    First time I saw Yelp I found it really interesting. For me it was an innovative platform and a very useful tool for merchants to market their businesses. However, after I read few articles, including this one, I noticed the “mafia” business they could be doing with the platform. There are lots of cases that claim they have been threatened by Yelp, making them pay to maintain their positive reviews and on the other side Yelp claim they never do that. Who to believe? I am just sure that their system is open to do that and they will never admit what they are really doing. Just relocating reviews: positive to the top if you pay or negative if you dont is a very dirty move.
    I dont know what kind of super algorithm they use to filter reviews and comments but I can easily talk bull sh..t about a mercahnt just because I am the competition or simply I dont like them. Plus their business model relies on reviews, thats why it makes sense that they manipulate reviews to make money.

    I am working on a new location-based product discovery app in which user could find great products and good deals available in the market, all posted by the community. It will be very useful for merchants since they will have their products on a single platform. No reviews, no bad reputation, if you have it you will be found by an interested consumer. Check it out and sign up on our site

  • Aaron

    Loved the article it’s spot on.. I have the same experience as others I’ve received the advertisement calls as well from yelp and noticed all my good company reviews have been “filtered” out..only the few bad ones appear.
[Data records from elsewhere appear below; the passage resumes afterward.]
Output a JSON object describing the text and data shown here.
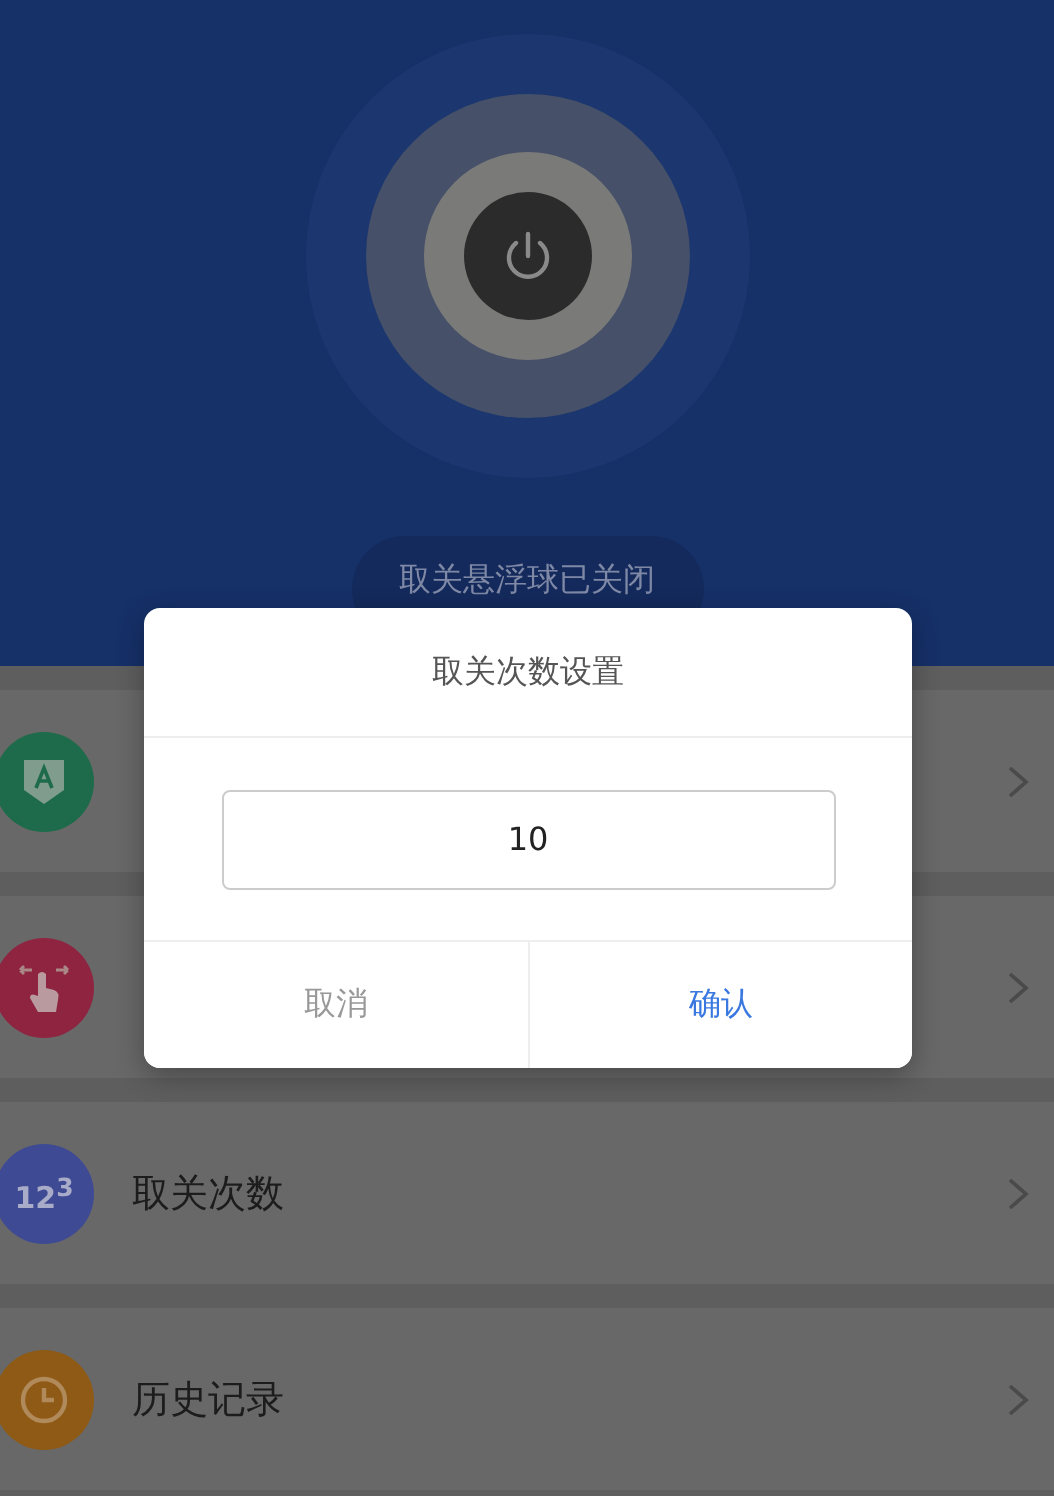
{
  "status": {
    "text": "取关悬浮球已关闭",
    "on": false
  },
  "menu": [
    {
      "kind": "shield",
      "color": "#1d6b4a"
    },
    {
      "kind": "touch",
      "color": "#8e2440"
    },
    {
      "kind": "number",
      "label": "取关次数",
      "icon_text": "12$^{3}$",
      "color": "#3f4a94"
    },
    {
      "kind": "clock",
      "label": "历史记录",
      "color": "#8e5a16"
    }
  ],
  "dialog": {
    "title": "取关次数设置",
    "value": "10",
    "buttons": [
      {
        "label": "取消",
        "kind": "cancel"
      },
      {
        "label": "确认",
        "kind": "confirm"
      }
    ]
  }
}
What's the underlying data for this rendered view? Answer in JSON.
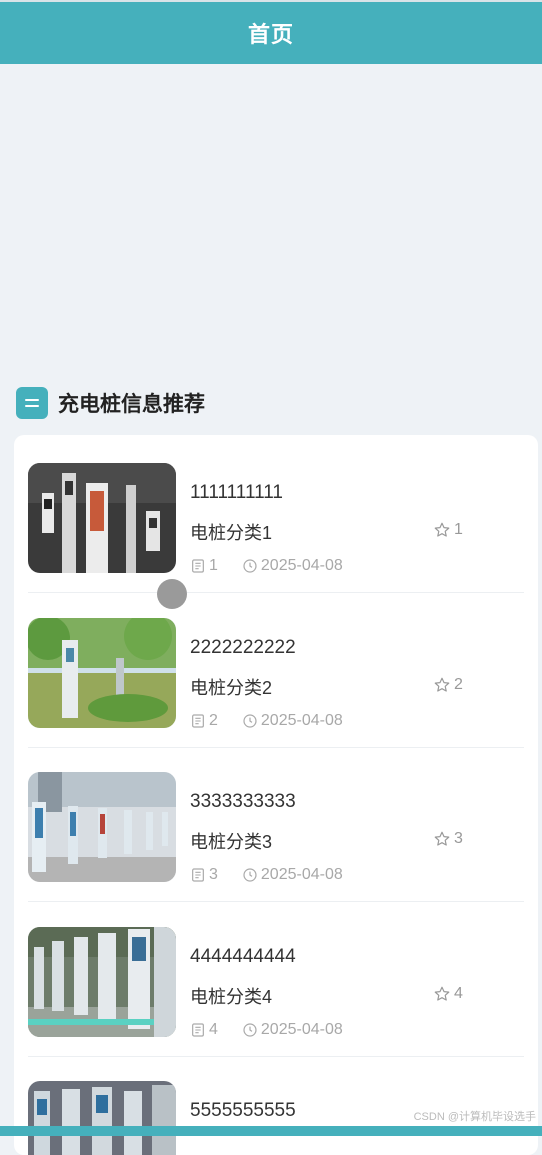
{
  "header": {
    "title": "首页"
  },
  "section": {
    "title": "充电桩信息推荐",
    "icon": "list-icon"
  },
  "items": [
    {
      "name": "1111111111",
      "category": "电桩分类1",
      "favorites": "1",
      "comments": "1",
      "date": "2025-04-08"
    },
    {
      "name": "2222222222",
      "category": "电桩分类2",
      "favorites": "2",
      "comments": "2",
      "date": "2025-04-08"
    },
    {
      "name": "3333333333",
      "category": "电桩分类3",
      "favorites": "3",
      "comments": "3",
      "date": "2025-04-08"
    },
    {
      "name": "4444444444",
      "category": "电桩分类4",
      "favorites": "4",
      "comments": "4",
      "date": "2025-04-08"
    },
    {
      "name": "5555555555"
    }
  ],
  "watermark": "CSDN @计算机毕设选手",
  "colors": {
    "accent": "#45b0bc",
    "background": "#eef2f6",
    "muted": "#a8a8a8"
  }
}
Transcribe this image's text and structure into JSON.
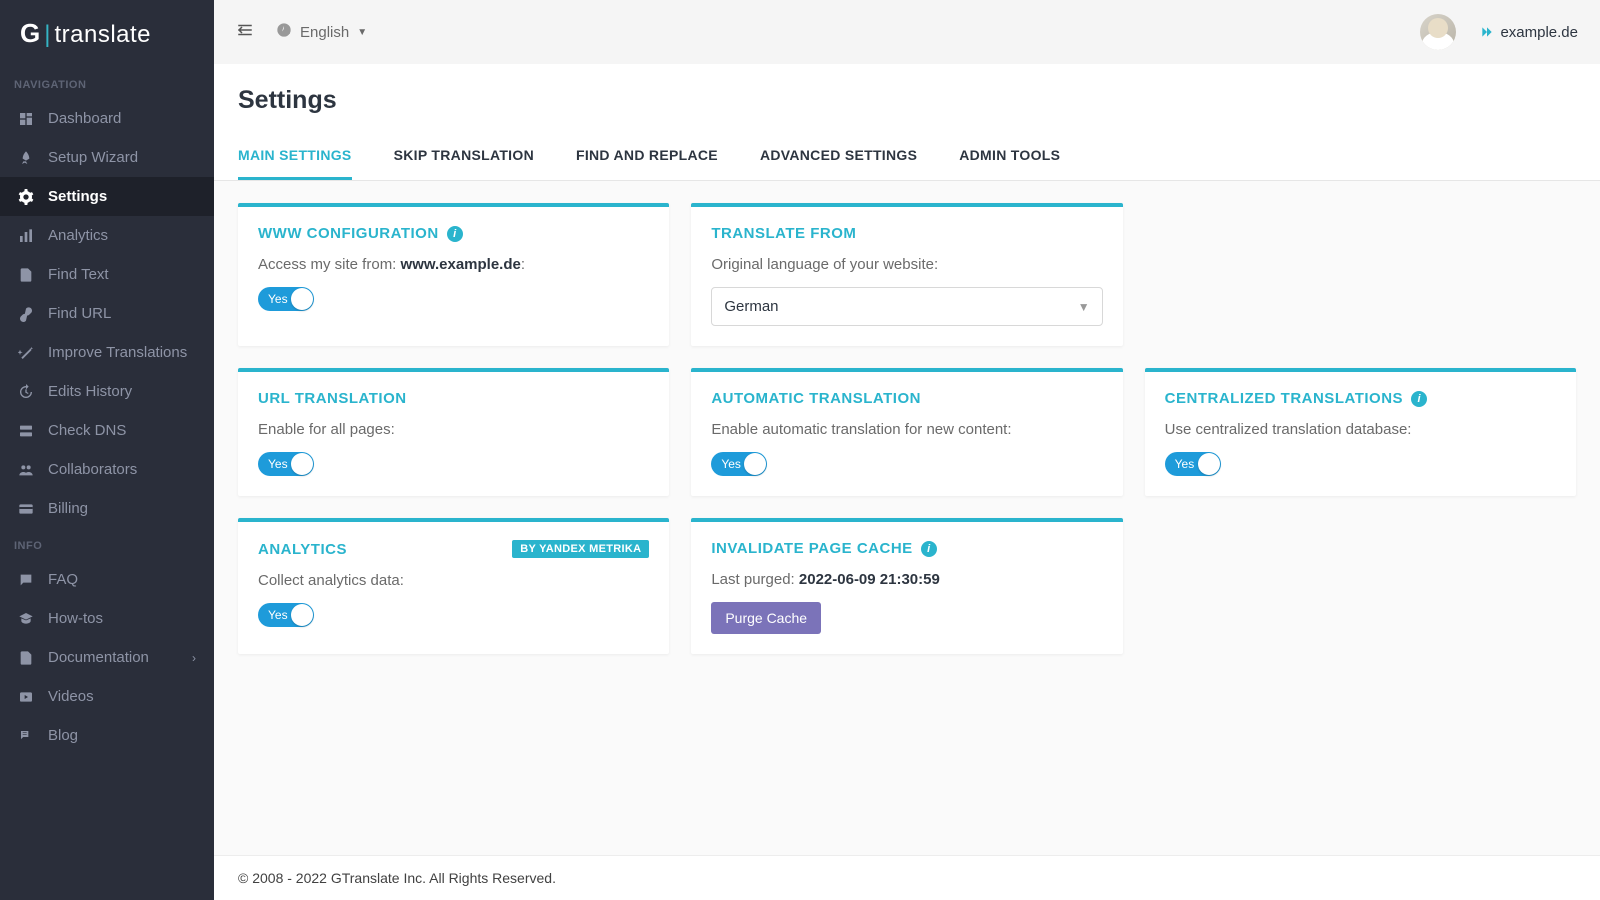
{
  "brand": {
    "g": "G",
    "sep": "|",
    "name": "translate"
  },
  "sidebar": {
    "nav_header": "NAVIGATION",
    "info_header": "INFO",
    "items": [
      {
        "label": "Dashboard",
        "icon": "dashboard-icon"
      },
      {
        "label": "Setup Wizard",
        "icon": "rocket-icon"
      },
      {
        "label": "Settings",
        "icon": "gear-icon",
        "active": true
      },
      {
        "label": "Analytics",
        "icon": "bar-chart-icon"
      },
      {
        "label": "Find Text",
        "icon": "search-file-icon"
      },
      {
        "label": "Find URL",
        "icon": "link-icon"
      },
      {
        "label": "Improve Translations",
        "icon": "wand-icon"
      },
      {
        "label": "Edits History",
        "icon": "history-icon"
      },
      {
        "label": "Check DNS",
        "icon": "server-icon"
      },
      {
        "label": "Collaborators",
        "icon": "people-icon"
      },
      {
        "label": "Billing",
        "icon": "card-icon"
      }
    ],
    "info_items": [
      {
        "label": "FAQ",
        "icon": "chat-icon"
      },
      {
        "label": "How-tos",
        "icon": "graduation-icon"
      },
      {
        "label": "Documentation",
        "icon": "doc-icon",
        "chevron": true
      },
      {
        "label": "Videos",
        "icon": "play-icon"
      },
      {
        "label": "Blog",
        "icon": "blog-icon"
      }
    ]
  },
  "topbar": {
    "language": "English",
    "domain": "example.de"
  },
  "page": {
    "title": "Settings"
  },
  "tabs": [
    {
      "label": "MAIN SETTINGS",
      "active": true
    },
    {
      "label": "SKIP TRANSLATION"
    },
    {
      "label": "FIND AND REPLACE"
    },
    {
      "label": "ADVANCED SETTINGS"
    },
    {
      "label": "ADMIN TOOLS"
    }
  ],
  "cards": {
    "www": {
      "title": "WWW CONFIGURATION",
      "text_pre": "Access my site from: ",
      "text_bold": "www.example.de",
      "text_post": ":",
      "toggle": "Yes"
    },
    "translate_from": {
      "title": "TRANSLATE FROM",
      "text": "Original language of your website:",
      "value": "German"
    },
    "url_translation": {
      "title": "URL TRANSLATION",
      "text": "Enable for all pages:",
      "toggle": "Yes"
    },
    "automatic": {
      "title": "AUTOMATIC TRANSLATION",
      "text": "Enable automatic translation for new content:",
      "toggle": "Yes"
    },
    "centralized": {
      "title": "CENTRALIZED TRANSLATIONS",
      "text": "Use centralized translation database:",
      "toggle": "Yes"
    },
    "analytics": {
      "title": "ANALYTICS",
      "badge": "BY YANDEX METRIKA",
      "text": "Collect analytics data:",
      "toggle": "Yes"
    },
    "invalidate": {
      "title": "INVALIDATE PAGE CACHE",
      "text_pre": "Last purged: ",
      "text_bold": "2022-06-09 21:30:59",
      "button": "Purge Cache"
    }
  },
  "footer": "© 2008 - 2022 GTranslate Inc. All Rights Reserved."
}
I think by only showing negative reviews they have leverage against these businesses to encourage users to use yelp to help build up their reviews which only benefits yelp by creating traffic for their site.. In my opinion it’s incredibly deceptive..I hope they go out of business they are not an accurate vehicle to represent products and services but a scheme that is deceptive and contrived.. Just my opinion

  • Robert

    I am Business owner and a yelp user. I believe that yelp has created a very perfect site for extortion by many consumers. The yelp business model is very strange and there are many businesses that some of their Good reviews get filtered and the bad reviews stay on.
    However there are many businesses that have their relative and or friends write reviews and non get filtered.

    My person business experience has been such that I have been extorted several times by consumers.

    I only hope that either yelp model changes allow for a true mediation process to filter out the reviews by ill informed or ill intention consumers.

    Or better I wish their entire model would fail and their CEO placed in Jail for Facilitating extortion.